* Task to carry out: Report how many lines contain the word "called" in the listing that follows. Give nothing besides the number.
### Input data ###
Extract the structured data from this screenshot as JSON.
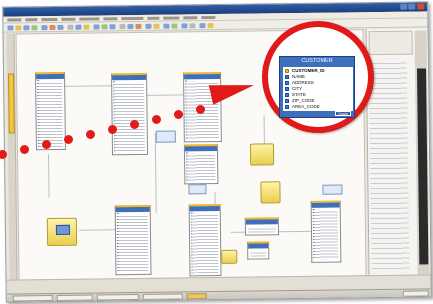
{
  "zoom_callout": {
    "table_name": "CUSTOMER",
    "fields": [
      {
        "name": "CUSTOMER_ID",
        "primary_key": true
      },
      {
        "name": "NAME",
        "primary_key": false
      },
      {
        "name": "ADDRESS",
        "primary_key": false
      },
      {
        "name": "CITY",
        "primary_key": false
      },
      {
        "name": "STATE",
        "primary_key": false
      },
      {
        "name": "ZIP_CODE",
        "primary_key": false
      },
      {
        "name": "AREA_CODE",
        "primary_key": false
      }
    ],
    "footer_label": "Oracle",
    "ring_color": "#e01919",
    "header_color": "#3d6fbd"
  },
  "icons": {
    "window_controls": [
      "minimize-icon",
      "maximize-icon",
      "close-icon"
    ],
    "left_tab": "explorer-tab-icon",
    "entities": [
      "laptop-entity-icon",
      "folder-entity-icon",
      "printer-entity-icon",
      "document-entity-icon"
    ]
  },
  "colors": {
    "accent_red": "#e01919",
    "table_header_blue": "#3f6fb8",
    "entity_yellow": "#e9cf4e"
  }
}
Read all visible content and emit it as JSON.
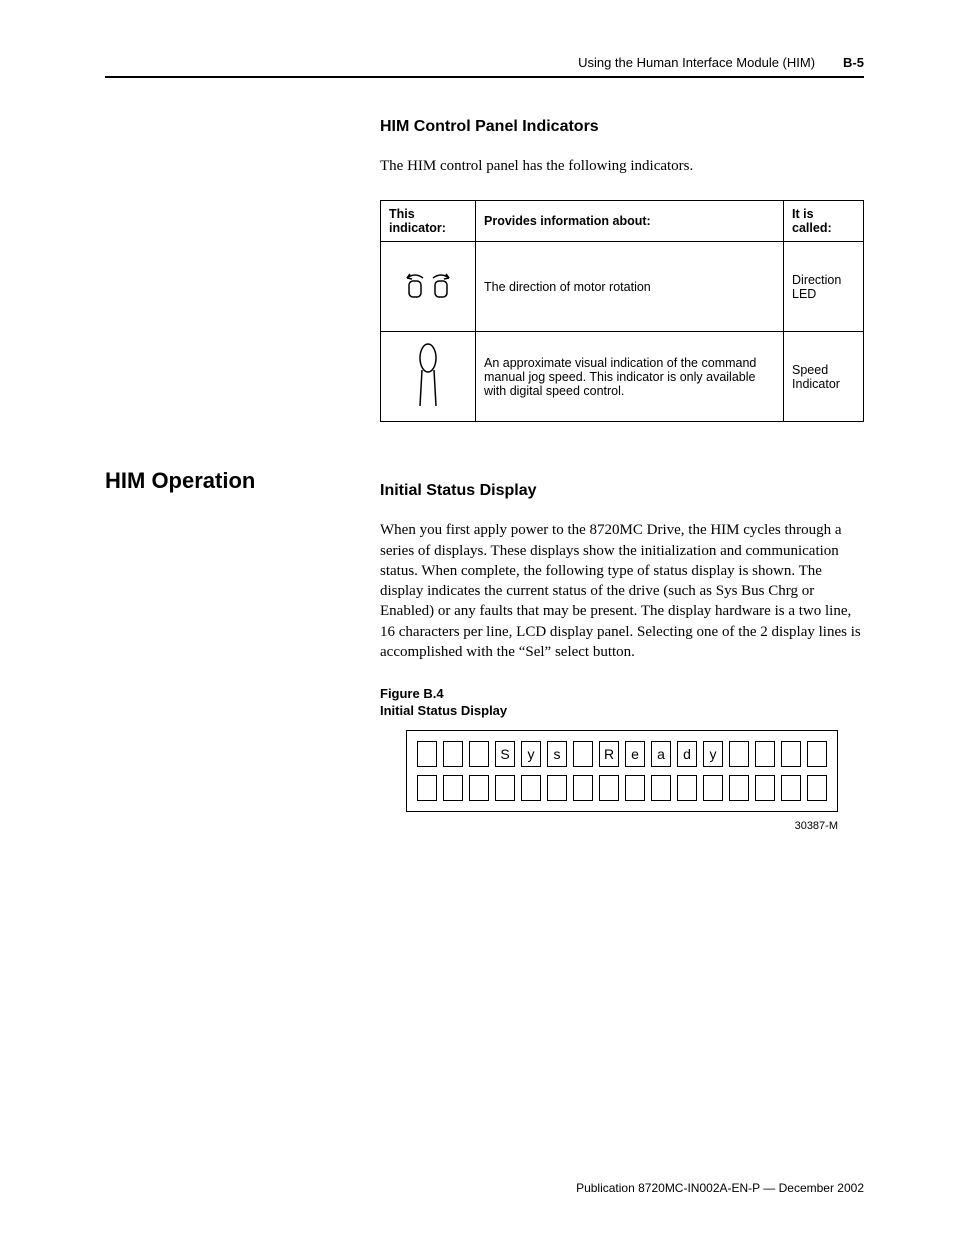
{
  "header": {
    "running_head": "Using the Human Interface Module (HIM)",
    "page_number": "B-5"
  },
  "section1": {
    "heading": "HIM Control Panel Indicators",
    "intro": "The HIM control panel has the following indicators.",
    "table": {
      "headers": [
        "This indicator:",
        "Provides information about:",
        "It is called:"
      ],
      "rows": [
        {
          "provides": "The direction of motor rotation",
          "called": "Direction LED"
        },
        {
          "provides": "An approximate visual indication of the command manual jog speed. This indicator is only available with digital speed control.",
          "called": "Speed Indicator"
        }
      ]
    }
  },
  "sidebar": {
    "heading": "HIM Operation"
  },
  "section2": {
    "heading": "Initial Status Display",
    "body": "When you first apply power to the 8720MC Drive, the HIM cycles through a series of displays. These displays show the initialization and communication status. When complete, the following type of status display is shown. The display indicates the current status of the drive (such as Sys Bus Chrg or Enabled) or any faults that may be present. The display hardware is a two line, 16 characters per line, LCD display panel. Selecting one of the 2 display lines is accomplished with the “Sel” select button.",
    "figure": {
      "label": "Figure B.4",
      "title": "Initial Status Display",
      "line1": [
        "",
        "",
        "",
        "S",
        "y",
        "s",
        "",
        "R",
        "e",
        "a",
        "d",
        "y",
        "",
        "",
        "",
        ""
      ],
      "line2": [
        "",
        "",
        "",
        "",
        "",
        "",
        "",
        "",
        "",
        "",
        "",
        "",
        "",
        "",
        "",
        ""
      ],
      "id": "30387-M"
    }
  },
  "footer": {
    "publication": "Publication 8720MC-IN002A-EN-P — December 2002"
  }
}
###
* Result of the exercise: 3